### [Requirement]
Report the number of lines in these entries that contain "Issue". Write only the number.

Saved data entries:
◇ ◇ ◇

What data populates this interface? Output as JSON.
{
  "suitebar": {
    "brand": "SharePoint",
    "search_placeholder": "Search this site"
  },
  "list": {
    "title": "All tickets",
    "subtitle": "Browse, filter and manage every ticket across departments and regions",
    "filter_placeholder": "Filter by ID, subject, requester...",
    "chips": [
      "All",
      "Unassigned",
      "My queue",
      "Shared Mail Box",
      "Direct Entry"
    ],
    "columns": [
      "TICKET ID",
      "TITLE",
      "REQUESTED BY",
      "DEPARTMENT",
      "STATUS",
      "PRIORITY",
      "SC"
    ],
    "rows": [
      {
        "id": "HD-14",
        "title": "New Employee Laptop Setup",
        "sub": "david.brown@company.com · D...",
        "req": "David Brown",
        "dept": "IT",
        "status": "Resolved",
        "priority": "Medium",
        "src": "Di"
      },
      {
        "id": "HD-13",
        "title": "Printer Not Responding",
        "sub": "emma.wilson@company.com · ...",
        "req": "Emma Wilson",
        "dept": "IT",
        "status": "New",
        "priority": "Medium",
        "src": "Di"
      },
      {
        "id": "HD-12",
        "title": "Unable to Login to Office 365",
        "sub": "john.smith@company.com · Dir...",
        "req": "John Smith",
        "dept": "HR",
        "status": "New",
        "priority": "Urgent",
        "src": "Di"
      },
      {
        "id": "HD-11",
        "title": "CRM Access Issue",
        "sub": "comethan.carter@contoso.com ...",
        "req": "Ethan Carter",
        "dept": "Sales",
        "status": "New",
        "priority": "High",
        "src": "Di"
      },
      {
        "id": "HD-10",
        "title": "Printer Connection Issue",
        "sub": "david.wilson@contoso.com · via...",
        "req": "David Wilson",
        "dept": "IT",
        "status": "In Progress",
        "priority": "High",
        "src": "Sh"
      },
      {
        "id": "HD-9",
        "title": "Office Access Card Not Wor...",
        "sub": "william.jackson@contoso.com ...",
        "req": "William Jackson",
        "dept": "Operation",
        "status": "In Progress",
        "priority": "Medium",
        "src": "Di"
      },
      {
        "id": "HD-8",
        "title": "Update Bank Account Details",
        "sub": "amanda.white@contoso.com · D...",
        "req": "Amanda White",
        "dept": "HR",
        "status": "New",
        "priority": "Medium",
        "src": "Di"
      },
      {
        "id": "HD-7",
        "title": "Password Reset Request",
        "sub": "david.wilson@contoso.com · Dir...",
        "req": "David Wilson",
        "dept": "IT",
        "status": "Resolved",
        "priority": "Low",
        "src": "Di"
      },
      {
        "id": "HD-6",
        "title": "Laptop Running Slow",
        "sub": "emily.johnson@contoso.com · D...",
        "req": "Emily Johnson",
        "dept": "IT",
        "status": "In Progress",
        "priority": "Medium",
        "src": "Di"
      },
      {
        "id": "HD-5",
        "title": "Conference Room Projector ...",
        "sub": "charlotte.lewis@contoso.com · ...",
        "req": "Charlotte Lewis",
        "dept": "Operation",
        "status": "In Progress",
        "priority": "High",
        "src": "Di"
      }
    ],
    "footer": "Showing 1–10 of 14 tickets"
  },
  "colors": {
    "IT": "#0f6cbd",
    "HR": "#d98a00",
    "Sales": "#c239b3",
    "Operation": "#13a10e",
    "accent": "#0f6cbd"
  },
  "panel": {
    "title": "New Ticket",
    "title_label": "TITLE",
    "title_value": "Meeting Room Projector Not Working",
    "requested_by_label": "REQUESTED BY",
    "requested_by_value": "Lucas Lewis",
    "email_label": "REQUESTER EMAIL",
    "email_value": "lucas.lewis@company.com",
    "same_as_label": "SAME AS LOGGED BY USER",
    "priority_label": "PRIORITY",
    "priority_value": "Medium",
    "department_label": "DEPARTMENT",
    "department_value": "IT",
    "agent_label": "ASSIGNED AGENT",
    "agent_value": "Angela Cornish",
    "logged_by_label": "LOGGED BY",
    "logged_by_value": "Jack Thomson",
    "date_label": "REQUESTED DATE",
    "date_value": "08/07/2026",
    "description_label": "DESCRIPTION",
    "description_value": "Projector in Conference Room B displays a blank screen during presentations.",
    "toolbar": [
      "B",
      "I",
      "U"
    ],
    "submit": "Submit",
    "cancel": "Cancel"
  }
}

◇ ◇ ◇

### [Written answer]
2